Both Pismo Beach and Grover Beach have agreed to move forward with a plan to consolidate their emergency dispatch services, a move that officials say could improve emergency response strategies and potentially save money for both cities in the future.
- File Photo By Steve E. Miller
- FIRST LINE A proposed agreement between Pismo Beach and Grover Beach would consolidate the cities' emergency dispatch services.
At a meeting on March 22, Grover Beach City Council showed enthusiastic support for a proposal to fold the city's dispatch services into those already offered by Pismo, allowing Grover to reduce its staffing levels and repurpose its dispatch facility into much-needed police briefing space. If Arroyo Grande decides to join the partnership when its dispatch contract with the SLO County Sheriff's Office ends, city staff said that South County would have a true regional dispatch center.
"I think taking a regional approach makes a lot of sense, given the opportunity for better coordination between the two cities and possibly three in the future," Grover Beach City Councilmember Anna Miller said at the meeting. "Having two dispatchers available at the same time equates to better coverage and results in safer communities for us all. So I am in complete support of the consolidation proposal."
Through the proposed contract, dispatch services for Grover and Pismo would be conducted at Pismo's emergency communication center effective July 1, while Grover's would be transformed into a police briefing room and emergency backup facility. Both Grover and Pismo currently employ six dispatchers each, and through the partnership, that would be reduced to nine total positions. Grover Beach would employ four dispatchers at a cost of $540,000 in fiscal year 2022, and Pismo Beach would employ five for $637,150. Although that was estimated to save Grover around $209,730 in fiscal year 2022 alone, the city plans to retain two full-time records employees in an effort to keep the records department open to the public seven days a week. With those employees on board, the consolidation will actually cost Grover Beach an extra $47,931 in fiscal year 2021-22.
"So it is not at this time a true cost savings," Grover Beach City Manager Matt Bronson said, "but it's a nominal amount to pay more for a higher level of services."
Regionalized dispatch services have proven to reduce risks and improve efficiency among involved agencies, according to a Grover Beach staff report, and there's been a push nationwide for about the last two decades to consolidate neighboring emergency dispatch centers.

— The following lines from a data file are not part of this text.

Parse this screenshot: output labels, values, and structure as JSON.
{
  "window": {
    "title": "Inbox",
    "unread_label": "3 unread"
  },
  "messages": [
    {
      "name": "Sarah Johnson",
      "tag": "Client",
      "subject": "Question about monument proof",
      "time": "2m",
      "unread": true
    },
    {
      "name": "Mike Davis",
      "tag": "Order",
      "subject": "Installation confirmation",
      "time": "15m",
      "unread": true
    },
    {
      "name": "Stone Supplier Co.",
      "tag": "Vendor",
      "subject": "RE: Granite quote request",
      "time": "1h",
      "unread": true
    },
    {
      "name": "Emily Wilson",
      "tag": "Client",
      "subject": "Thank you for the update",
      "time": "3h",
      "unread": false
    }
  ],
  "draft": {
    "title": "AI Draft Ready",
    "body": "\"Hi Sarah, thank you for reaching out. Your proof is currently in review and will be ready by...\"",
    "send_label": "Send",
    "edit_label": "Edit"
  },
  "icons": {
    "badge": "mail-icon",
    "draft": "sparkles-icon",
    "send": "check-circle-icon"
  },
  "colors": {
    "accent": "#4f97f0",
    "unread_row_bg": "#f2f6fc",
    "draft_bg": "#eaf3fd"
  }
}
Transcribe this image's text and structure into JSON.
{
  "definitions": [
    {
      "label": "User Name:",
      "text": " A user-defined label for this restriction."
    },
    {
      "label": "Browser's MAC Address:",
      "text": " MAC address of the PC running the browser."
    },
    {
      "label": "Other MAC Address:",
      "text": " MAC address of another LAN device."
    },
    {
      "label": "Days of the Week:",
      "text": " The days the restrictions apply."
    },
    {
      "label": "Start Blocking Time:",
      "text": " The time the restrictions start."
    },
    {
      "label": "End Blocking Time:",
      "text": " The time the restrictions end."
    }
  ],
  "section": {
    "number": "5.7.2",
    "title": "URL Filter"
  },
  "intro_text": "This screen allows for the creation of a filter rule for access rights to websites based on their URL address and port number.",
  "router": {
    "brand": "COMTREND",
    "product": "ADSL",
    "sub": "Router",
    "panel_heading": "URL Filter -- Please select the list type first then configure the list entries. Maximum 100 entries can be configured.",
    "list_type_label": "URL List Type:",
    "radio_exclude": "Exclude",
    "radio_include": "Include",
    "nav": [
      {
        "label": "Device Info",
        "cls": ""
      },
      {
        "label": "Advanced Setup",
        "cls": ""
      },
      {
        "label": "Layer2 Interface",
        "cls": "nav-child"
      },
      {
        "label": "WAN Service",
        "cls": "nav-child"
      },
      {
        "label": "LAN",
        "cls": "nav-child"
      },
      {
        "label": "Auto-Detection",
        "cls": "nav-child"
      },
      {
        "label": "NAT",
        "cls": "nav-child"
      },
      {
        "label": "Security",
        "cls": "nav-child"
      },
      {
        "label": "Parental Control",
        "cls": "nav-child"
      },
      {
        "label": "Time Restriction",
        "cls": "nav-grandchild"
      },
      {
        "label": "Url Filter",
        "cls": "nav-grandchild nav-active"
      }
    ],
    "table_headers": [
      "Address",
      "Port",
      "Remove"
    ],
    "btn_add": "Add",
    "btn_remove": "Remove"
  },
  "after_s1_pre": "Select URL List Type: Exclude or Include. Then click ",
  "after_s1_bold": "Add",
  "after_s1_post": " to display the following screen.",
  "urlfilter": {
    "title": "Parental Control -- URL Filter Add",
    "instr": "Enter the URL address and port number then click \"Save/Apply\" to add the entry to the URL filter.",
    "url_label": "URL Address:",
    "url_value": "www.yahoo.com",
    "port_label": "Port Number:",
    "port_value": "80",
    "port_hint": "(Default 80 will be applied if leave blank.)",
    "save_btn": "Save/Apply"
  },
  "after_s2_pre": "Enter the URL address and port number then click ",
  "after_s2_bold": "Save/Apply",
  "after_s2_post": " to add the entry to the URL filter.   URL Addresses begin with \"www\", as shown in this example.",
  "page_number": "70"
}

Grover and Pismo have mulled over the idea of joining forces many times in the past, and when the Grover Beach Police Department experienced a staffing shortage in its communications department in August 2020, it requested part-time dispatch services from Pismo Beach. The cities saw the initial month-to-month dispatch service agreement as an opportunity to test out the long-discussed consolidation. While working together for a limited time, Grover and Pismo both found that police response times and strategies became increasingly efficient and safe.
"Calls for service don't just stop in one city," Bronson said, "particularly in our Five Cities county area where something could happen in one city and then it quickly spills over into another city."
Grover Beach City Council is slated to vote on the official contract between the city and Pismo Beach on April 26. Δ